* [Your objective]:
Only a number is expected here: the count of lines in the data that contain "true".

-- Opening Marker --

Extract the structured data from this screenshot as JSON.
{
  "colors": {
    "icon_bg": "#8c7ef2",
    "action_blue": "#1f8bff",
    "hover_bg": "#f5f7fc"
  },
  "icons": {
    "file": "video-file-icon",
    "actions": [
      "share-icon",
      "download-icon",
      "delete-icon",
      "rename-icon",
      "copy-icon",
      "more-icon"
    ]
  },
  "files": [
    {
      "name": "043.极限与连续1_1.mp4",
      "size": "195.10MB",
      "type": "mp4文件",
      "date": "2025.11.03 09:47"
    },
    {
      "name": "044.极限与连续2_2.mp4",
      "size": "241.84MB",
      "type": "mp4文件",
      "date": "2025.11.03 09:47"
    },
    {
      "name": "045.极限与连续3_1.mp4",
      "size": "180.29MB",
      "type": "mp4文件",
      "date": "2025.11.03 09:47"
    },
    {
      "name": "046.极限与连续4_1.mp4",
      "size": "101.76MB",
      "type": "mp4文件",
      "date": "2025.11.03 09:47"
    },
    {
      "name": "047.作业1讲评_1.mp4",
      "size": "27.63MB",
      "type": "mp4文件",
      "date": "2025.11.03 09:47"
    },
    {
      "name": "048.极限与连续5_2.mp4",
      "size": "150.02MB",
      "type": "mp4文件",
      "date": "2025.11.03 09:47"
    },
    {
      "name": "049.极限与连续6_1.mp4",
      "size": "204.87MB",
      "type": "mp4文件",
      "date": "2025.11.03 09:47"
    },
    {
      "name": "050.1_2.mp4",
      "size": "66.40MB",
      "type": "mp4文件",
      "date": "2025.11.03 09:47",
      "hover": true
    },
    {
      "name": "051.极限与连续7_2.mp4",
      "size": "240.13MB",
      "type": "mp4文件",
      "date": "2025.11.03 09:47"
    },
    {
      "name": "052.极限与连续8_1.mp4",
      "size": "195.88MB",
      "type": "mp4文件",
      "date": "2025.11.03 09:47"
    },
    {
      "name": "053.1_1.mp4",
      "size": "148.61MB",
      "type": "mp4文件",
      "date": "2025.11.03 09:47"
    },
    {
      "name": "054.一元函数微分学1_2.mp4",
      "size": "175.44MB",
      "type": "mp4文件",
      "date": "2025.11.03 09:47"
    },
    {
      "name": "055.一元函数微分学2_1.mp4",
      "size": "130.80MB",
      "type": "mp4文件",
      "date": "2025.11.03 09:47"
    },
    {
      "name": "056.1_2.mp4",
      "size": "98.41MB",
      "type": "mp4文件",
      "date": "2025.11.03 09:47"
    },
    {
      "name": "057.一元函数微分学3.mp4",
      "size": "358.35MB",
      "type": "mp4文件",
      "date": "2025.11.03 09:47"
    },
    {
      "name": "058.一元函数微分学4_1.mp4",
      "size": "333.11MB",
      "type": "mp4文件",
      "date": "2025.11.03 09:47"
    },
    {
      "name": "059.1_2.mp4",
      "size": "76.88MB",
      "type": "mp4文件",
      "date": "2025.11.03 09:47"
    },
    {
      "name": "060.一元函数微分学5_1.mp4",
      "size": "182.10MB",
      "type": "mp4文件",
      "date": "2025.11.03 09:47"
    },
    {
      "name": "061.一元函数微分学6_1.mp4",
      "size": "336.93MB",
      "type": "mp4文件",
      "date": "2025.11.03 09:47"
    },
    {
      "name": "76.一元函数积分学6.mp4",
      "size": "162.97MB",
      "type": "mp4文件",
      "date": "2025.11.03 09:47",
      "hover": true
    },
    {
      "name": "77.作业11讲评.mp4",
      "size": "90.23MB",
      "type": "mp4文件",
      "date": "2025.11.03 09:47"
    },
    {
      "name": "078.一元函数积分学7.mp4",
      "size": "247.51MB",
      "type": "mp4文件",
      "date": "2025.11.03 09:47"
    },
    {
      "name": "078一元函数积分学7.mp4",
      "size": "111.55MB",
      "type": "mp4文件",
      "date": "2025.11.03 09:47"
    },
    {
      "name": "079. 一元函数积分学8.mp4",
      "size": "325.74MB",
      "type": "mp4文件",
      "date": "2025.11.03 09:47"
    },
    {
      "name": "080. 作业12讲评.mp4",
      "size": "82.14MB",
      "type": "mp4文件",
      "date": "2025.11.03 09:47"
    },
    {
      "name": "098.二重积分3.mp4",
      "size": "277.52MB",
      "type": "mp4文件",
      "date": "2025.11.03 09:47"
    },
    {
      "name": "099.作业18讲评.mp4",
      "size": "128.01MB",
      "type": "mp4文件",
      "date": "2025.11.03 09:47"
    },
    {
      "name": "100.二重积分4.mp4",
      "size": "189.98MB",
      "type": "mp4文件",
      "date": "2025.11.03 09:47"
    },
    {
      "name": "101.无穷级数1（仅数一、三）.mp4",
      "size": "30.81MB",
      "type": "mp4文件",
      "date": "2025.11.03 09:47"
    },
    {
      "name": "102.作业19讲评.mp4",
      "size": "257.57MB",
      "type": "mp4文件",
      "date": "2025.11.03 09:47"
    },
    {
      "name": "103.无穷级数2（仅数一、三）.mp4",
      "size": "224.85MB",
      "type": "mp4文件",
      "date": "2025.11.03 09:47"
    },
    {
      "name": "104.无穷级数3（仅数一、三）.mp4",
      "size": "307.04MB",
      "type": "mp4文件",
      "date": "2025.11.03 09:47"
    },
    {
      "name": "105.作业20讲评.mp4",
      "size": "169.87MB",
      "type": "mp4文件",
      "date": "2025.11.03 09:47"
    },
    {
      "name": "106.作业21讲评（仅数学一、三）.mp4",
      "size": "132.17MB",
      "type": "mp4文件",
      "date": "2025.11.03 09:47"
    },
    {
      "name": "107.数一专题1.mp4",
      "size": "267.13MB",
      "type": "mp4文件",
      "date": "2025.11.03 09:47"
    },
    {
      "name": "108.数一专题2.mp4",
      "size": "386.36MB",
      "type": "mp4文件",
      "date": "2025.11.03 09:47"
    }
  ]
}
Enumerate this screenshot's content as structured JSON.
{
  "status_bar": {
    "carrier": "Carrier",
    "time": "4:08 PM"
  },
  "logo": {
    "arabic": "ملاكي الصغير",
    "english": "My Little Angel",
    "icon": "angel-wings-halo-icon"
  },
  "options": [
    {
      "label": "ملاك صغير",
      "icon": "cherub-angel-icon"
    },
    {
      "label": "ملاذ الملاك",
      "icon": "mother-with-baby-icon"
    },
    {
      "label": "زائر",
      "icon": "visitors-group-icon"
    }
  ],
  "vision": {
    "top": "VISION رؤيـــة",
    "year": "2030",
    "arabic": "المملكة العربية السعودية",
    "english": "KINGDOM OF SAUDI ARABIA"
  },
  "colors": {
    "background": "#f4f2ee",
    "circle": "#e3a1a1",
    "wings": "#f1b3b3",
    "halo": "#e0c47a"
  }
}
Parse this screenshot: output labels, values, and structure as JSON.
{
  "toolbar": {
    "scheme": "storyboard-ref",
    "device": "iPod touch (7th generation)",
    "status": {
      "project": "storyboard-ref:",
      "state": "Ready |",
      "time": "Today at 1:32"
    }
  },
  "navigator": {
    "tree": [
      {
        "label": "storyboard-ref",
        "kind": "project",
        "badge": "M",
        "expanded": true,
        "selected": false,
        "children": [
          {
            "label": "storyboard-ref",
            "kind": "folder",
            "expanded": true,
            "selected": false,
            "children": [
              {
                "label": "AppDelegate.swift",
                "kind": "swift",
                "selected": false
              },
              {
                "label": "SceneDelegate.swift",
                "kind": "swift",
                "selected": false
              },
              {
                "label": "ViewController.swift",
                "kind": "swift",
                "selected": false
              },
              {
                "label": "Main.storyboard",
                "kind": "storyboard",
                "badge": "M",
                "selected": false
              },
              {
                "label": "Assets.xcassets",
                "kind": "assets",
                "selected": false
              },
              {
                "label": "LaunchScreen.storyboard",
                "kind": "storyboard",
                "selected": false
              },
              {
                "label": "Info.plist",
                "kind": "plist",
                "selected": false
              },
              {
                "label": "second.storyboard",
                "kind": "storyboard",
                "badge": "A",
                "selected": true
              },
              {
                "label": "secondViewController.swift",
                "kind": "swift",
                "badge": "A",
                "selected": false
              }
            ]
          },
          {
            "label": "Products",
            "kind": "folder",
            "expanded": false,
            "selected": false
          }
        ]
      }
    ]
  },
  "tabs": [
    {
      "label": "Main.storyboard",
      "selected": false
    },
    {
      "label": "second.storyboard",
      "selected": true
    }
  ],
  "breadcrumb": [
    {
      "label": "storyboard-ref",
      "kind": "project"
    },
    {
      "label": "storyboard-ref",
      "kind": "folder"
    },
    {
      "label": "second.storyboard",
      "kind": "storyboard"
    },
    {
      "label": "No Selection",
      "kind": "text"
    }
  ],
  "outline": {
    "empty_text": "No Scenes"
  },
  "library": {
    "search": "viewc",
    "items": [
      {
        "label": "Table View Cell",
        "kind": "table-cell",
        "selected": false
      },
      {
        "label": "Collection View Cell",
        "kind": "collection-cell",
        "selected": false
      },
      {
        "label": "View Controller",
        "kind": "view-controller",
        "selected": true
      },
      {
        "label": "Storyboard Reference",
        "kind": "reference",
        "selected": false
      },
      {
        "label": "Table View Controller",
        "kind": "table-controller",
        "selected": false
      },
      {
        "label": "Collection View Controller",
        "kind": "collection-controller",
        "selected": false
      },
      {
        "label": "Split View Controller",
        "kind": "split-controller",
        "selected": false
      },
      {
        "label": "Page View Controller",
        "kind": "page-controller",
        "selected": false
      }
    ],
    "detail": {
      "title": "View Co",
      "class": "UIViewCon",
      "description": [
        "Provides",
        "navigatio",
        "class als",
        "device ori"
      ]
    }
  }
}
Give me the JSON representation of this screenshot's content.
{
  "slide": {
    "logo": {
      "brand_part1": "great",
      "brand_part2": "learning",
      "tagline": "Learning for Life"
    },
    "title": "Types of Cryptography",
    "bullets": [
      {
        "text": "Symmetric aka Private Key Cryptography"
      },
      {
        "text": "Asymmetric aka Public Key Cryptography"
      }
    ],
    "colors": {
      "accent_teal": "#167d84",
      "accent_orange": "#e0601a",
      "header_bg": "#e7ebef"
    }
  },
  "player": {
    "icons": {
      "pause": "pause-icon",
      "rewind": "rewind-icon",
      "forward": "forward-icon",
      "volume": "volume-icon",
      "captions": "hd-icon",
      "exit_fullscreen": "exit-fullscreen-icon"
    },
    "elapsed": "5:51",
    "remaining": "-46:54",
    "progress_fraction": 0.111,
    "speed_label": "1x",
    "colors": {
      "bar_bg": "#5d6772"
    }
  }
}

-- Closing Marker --

* [Exercise solution]:
7